Late Monday night/early Tuesday morning will be an incredible time for skygazing. Not only is Mars bigger and brighter than it's been in more than six years, you'll also be able to witness the first total lunar eclipse of 2014. Here's how to watch.
North Americans are about to experience a "tetrad" of lunar eclipses. Starting April 15th, the continent will be witness to a series of four consecutive total lunar eclipses occurring at approximately six month intervals. This is a fairly rare phenomenon as eclipses tend occur about twice each year.
The Yutu rover is now scouring the lunar surface on a three-month mission to explore the dark lava plains of the Bay of Rainbows. The Chinese probe is also set to leave behind a powerful telescope. Here's what Yutu will see when it peers towards Earth — and what the eclipse of April 15th, 2014, might look like.

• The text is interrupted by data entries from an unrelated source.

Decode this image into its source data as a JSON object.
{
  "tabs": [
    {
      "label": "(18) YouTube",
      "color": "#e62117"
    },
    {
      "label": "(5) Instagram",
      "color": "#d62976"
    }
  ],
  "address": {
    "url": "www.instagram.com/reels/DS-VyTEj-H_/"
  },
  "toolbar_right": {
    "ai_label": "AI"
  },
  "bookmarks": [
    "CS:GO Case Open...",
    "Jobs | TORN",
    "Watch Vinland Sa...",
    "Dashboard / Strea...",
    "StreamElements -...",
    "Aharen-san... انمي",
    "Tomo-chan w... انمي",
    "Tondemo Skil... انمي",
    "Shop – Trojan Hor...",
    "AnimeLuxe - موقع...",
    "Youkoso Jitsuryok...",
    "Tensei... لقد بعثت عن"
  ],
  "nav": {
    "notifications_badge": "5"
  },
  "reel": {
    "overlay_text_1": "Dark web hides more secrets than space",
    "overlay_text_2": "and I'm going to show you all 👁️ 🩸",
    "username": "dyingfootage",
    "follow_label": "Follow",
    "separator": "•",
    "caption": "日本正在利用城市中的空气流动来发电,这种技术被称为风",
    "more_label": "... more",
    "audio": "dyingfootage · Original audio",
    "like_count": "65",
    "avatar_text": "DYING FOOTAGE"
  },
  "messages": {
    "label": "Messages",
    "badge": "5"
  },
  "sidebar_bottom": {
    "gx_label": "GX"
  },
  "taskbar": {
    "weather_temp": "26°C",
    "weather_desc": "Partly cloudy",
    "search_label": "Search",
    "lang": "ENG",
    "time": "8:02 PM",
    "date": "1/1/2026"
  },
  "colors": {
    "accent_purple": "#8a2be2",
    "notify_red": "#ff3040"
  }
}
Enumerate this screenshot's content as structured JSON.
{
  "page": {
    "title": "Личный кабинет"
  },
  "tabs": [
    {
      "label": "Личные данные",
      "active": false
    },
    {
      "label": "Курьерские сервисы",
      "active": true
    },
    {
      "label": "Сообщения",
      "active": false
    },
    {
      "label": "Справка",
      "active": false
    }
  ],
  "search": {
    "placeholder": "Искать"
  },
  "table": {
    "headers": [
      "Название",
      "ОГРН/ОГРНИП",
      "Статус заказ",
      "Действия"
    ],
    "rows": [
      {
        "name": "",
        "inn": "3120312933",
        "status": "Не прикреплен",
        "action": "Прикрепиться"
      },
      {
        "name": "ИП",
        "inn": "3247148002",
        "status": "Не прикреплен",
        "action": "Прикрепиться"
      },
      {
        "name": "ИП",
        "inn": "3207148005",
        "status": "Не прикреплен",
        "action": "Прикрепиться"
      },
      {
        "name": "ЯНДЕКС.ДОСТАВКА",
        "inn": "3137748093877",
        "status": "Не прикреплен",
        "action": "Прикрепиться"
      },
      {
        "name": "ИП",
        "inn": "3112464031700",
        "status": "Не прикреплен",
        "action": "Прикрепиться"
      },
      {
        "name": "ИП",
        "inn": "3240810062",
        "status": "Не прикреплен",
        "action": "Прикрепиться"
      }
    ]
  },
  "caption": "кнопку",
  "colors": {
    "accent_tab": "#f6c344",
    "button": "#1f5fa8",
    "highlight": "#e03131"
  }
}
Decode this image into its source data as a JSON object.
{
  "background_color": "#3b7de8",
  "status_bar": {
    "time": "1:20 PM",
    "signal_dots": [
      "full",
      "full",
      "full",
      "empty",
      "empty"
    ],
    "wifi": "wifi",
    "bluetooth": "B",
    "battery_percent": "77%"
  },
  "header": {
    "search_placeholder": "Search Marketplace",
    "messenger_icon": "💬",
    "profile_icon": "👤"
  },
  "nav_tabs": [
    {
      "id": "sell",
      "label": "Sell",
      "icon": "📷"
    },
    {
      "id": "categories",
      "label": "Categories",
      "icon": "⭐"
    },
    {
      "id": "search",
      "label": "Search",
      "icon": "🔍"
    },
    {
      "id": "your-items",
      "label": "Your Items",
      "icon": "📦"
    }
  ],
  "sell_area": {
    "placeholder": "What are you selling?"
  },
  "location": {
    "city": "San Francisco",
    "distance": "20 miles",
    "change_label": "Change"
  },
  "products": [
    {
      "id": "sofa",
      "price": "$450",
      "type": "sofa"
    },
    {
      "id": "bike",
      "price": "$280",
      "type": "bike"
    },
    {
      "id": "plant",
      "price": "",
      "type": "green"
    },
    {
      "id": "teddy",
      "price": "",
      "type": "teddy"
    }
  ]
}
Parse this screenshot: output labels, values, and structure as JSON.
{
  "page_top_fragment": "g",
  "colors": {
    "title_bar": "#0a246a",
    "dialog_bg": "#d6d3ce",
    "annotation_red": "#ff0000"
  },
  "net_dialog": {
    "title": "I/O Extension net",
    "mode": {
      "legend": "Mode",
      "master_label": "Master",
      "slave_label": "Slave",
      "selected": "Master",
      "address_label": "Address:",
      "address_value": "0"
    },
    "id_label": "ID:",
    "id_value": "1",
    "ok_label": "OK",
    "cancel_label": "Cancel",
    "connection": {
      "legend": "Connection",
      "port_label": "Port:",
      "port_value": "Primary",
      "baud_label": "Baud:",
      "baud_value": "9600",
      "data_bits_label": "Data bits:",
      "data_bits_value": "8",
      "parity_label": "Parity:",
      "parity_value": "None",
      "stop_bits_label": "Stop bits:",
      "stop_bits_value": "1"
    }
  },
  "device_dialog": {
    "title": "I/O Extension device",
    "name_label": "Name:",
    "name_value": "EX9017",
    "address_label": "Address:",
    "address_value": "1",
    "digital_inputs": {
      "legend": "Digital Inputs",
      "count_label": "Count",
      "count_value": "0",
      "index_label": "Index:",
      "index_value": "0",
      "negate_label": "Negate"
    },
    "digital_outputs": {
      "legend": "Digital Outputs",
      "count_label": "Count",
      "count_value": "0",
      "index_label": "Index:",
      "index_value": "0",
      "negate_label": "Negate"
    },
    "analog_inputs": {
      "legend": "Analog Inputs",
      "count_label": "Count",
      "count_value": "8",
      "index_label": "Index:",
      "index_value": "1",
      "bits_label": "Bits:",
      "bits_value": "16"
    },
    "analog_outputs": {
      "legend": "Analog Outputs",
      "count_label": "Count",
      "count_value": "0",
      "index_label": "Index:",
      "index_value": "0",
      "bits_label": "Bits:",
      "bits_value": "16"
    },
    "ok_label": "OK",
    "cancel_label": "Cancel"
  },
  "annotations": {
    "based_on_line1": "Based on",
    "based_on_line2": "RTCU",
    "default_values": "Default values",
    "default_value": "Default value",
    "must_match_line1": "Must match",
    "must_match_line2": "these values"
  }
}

In this picture from June 15, photographer Elias Politis has condensed an entire 100-minute lunar eclipse over Athens, Greece into a single composite image. Also check out a haunting time-lapse video Politis captured from that evening's "Acropoclipse."
If Apocalypse ever comes, I hope the Moon turns red like this and the world goes all purple and lightningstormy and then I make love with some stranger and then the world doesn't really end and we drink cocktails.
There's going to be a 120-minute long, total lunar eclipse today at 2:20 PM EDT and that, of course, is awesome. But what's not so awesome is that it won't be visible to people in North America. Selfish Moon! Good thing we have Google to live stream the whole shebang.
Last night was the darkest night in hundreds of years. Did you miss it? Watch this amazing time-lapse video of the entire event.
Thanks to a lunar eclipse on the longest night of the year, tonight we'll be experiencing the longest, darkest night in a very long time. It's been nearly 500 years since the last solstice lunar eclipse. Here's what you'll see.
Late Monday night—well, actually, early Tuesday morning—the moon will move into the earth's shadow, causing a lunar eclipse visible to anyone in North America. Even better, it's happening on the Winter Solstice, for the first time since 1638.